Task requirements = Give the entries again, word for word.

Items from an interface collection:
= Beginning of Section =
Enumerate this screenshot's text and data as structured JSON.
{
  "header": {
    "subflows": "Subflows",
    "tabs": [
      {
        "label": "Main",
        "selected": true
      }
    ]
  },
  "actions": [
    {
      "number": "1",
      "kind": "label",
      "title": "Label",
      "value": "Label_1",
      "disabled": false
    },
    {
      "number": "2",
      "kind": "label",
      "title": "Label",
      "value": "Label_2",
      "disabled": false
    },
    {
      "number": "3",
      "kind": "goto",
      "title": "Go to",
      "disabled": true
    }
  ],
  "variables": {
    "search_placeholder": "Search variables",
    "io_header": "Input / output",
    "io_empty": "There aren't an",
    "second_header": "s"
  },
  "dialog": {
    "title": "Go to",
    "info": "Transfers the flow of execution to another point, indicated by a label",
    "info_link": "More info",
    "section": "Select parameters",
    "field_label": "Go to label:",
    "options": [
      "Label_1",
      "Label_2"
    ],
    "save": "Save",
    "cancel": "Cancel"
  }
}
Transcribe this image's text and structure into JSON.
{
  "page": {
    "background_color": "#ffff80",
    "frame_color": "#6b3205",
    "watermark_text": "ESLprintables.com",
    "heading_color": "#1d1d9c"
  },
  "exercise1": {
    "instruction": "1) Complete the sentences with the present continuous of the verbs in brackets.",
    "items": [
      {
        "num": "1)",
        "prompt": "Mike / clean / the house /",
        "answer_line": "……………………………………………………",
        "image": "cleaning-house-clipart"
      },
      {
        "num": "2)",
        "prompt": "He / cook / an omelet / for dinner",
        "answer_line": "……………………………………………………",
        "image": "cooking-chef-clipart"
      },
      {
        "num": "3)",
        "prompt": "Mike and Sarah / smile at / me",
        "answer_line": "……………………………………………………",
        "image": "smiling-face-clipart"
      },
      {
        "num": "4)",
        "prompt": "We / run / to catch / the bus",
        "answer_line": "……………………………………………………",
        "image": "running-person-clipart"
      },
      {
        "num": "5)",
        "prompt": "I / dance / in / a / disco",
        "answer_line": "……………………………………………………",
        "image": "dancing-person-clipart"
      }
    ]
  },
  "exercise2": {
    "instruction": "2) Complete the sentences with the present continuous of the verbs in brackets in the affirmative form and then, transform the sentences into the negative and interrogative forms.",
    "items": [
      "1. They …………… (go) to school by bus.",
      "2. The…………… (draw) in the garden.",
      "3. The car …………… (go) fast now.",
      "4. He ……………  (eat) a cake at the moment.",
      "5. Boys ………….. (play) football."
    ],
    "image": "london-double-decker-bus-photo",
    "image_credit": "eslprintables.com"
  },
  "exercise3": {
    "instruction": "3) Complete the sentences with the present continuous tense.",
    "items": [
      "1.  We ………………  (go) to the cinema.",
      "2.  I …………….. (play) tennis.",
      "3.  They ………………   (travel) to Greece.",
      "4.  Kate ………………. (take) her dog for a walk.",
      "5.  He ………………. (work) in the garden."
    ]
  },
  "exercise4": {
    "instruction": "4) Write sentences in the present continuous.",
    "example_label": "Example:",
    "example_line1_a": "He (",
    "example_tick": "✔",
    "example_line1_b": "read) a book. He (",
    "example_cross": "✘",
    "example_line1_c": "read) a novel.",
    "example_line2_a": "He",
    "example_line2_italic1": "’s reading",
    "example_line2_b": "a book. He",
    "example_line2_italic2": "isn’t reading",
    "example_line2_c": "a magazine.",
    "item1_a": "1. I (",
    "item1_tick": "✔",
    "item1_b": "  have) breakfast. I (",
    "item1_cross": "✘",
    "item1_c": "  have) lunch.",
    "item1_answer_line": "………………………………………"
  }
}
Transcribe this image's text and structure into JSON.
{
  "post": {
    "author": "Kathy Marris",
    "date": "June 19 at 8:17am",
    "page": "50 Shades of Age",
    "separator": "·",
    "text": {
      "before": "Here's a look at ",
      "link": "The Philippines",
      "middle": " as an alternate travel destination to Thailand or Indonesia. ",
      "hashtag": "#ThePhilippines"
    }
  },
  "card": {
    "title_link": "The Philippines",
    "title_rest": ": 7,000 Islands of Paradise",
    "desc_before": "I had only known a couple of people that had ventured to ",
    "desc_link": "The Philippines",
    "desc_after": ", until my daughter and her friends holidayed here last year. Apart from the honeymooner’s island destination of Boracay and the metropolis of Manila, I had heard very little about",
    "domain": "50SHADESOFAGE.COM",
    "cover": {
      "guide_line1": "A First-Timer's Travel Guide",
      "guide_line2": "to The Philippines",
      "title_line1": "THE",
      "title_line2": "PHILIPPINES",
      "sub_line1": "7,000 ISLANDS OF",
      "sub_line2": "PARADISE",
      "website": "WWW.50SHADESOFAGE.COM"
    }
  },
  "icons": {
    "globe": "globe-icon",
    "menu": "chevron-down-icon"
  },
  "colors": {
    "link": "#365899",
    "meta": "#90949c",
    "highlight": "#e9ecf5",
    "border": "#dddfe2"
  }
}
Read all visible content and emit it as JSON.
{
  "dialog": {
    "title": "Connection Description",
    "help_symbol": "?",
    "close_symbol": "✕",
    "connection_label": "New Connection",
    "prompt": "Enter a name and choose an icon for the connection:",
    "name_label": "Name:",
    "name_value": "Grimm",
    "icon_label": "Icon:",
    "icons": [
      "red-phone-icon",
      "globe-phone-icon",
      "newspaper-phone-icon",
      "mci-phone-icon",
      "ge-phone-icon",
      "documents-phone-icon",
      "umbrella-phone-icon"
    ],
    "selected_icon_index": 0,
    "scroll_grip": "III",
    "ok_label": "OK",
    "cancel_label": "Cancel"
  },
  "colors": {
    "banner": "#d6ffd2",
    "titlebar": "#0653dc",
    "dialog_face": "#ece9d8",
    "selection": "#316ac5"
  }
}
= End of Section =
Answer space =
Enumerate this screenshot's text and data as structured JSON.
{
  "header": {
    "subflows": "Subflows",
    "tabs": [
      {
        "label": "Main",
        "selected": true
      }
    ]
  },
  "actions": [
    {
      "number": "1",
      "kind": "label",
      "title": "Label",
      "value": "Label_1",
      "disabled": false
    },
    {
      "number": "2",
      "kind": "label",
      "title": "Label",
      "value": "Label_2",
      "disabled": false
    },
    {
      "number": "3",
      "kind": "goto",
      "title": "Go to",
      "disabled": true
    }
  ],
  "variables": {
    "search_placeholder": "Search variables",
    "io_header": "Input / output",
    "io_empty": "There aren't an",
    "second_header": "s"
  },
  "dialog": {
    "title": "Go to",
    "info": "Transfers the flow of execution to another point, indicated by a label",
    "info_link": "More info",
    "section": "Select parameters",
    "field_label": "Go to label:",
    "options": [
      "Label_1",
      "Label_2"
    ],
    "save": "Save",
    "cancel": "Cancel"
  }
}
Transcribe this image's text and structure into JSON.
{
  "page": {
    "background_color": "#ffff80",
    "frame_color": "#6b3205",
    "watermark_text": "ESLprintables.com",
    "heading_color": "#1d1d9c"
  },
  "exercise1": {
    "instruction": "1) Complete the sentences with the present continuous of the verbs in brackets.",
    "items": [
      {
        "num": "1)",
        "prompt": "Mike / clean / the house /",
        "answer_line": "……………………………………………………",
        "image": "cleaning-house-clipart"
      },
      {
        "num": "2)",
        "prompt": "He / cook / an omelet / for dinner",
        "answer_line": "……………………………………………………",
        "image": "cooking-chef-clipart"
      },
      {
        "num": "3)",
        "prompt": "Mike and Sarah / smile at / me",
        "answer_line": "……………………………………………………",
        "image": "smiling-face-clipart"
      },
      {
        "num": "4)",
        "prompt": "We / run / to catch / the bus",
        "answer_line": "……………………………………………………",
        "image": "running-person-clipart"
      },
      {
        "num": "5)",
        "prompt": "I / dance / in / a / disco",
        "answer_line": "……………………………………………………",
        "image": "dancing-person-clipart"
      }
    ]
  },
  "exercise2": {
    "instruction": "2) Complete the sentences with the present continuous of the verbs in brackets in the affirmative form and then, transform the sentences into the negative and interrogative forms.",
    "items": [
      "1. They …………… (go) to school by bus.",
      "2. The…………… (draw) in the garden.",
      "3. The car …………… (go) fast now.",
      "4. He ……………  (eat) a cake at the moment.",
      "5. Boys ………….. (play) football."
    ],
    "image": "london-double-decker-bus-photo",
    "image_credit": "eslprintables.com"
  },
  "exercise3": {
    "instruction": "3) Complete the sentences with the present continuous tense.",
    "items": [
      "1.  We ………………  (go) to the cinema.",
      "2.  I …………….. (play) tennis.",
      "3.  They ………………   (travel) to Greece.",
      "4.  Kate ………………. (take) her dog for a walk.",
      "5.  He ………………. (work) in the garden."
    ]
  },
  "exercise4": {
    "instruction": "4) Write sentences in the present continuous.",
    "example_label": "Example:",
    "example_line1_a": "He (",
    "example_tick": "✔",
    "example_line1_b": "read) a book. He (",
    "example_cross": "✘",
    "example_line1_c": "read) a novel.",
    "example_line2_a": "He",
    "example_line2_italic1": "’s reading",
    "example_line2_b": "a book. He",
    "example_line2_italic2": "isn’t reading",
    "example_line2_c": "a magazine.",
    "item1_a": "1. I (",
    "item1_tick": "✔",
    "item1_b": "  have) breakfast. I (",
    "item1_cross": "✘",
    "item1_c": "  have) lunch.",
    "item1_answer_line": "………………………………………"
  }
}
Transcribe this image's text and structure into JSON.
{
  "post": {
    "author": "Kathy Marris",
    "date": "June 19 at 8:17am",
    "page": "50 Shades of Age",
    "separator": "·",
    "text": {
      "before": "Here's a look at ",
      "link": "The Philippines",
      "middle": " as an alternate travel destination to Thailand or Indonesia. ",
      "hashtag": "#ThePhilippines"
    }
  },
  "card": {
    "title_link": "The Philippines",
    "title_rest": ": 7,000 Islands of Paradise",
    "desc_before": "I had only known a couple of people that had ventured to ",
    "desc_link": "The Philippines",
    "desc_after": ", until my daughter and her friends holidayed here last year. Apart from the honeymooner’s island destination of Boracay and the metropolis of Manila, I had heard very little about",
    "domain": "50SHADESOFAGE.COM",
    "cover": {
      "guide_line1": "A First-Timer's Travel Guide",
      "guide_line2": "to The Philippines",
      "title_line1": "THE",
      "title_line2": "PHILIPPINES",
      "sub_line1": "7,000 ISLANDS OF",
      "sub_line2": "PARADISE",
      "website": "WWW.50SHADESOFAGE.COM"
    }
  },
  "icons": {
    "globe": "globe-icon",
    "menu": "chevron-down-icon"
  },
  "colors": {
    "link": "#365899",
    "meta": "#90949c",
    "highlight": "#e9ecf5",
    "border": "#dddfe2"
  }
}
Read all visible content and emit it as JSON.
{
  "dialog": {
    "title": "Connection Description",
    "help_symbol": "?",
    "close_symbol": "✕",
    "connection_label": "New Connection",
    "prompt": "Enter a name and choose an icon for the connection:",
    "name_label": "Name:",
    "name_value": "Grimm",
    "icon_label": "Icon:",
    "icons": [
      "red-phone-icon",
      "globe-phone-icon",
      "newspaper-phone-icon",
      "mci-phone-icon",
      "ge-phone-icon",
      "documents-phone-icon",
      "umbrella-phone-icon"
    ],
    "selected_icon_index": 0,
    "scroll_grip": "III",
    "ok_label": "OK",
    "cancel_label": "Cancel"
  },
  "colors": {
    "banner": "#d6ffd2",
    "titlebar": "#0653dc",
    "dialog_face": "#ece9d8",
    "selection": "#316ac5"
  }
}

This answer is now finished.